Dataset records Block Start
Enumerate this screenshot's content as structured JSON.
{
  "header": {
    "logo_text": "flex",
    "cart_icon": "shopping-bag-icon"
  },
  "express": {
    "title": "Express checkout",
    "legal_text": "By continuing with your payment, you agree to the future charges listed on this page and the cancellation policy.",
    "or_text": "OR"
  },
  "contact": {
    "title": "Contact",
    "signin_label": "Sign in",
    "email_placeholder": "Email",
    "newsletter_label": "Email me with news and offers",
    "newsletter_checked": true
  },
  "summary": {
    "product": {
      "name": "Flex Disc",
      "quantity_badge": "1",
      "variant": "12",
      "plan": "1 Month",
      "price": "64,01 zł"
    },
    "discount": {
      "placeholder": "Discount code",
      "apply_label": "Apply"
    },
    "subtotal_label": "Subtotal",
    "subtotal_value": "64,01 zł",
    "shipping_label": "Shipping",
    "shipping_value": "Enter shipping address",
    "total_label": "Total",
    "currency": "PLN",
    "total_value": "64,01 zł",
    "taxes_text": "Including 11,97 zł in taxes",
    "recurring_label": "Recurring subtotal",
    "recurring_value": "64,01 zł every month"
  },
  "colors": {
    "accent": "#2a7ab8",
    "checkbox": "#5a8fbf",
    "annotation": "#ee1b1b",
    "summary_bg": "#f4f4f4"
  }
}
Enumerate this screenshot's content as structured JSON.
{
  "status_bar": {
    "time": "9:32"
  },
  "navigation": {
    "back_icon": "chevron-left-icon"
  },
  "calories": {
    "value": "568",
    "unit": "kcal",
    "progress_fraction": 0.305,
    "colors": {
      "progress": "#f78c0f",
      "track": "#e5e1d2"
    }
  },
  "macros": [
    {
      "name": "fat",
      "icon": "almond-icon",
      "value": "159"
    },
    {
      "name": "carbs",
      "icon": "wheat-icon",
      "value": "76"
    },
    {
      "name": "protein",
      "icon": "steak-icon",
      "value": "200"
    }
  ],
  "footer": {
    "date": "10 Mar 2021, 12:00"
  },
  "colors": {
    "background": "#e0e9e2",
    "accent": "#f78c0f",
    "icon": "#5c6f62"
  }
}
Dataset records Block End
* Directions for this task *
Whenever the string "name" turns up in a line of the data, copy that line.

* Written solution *
      "name": "Flex Disc",
      "name": "fat",
      "name": "carbs",
      "name": "protein",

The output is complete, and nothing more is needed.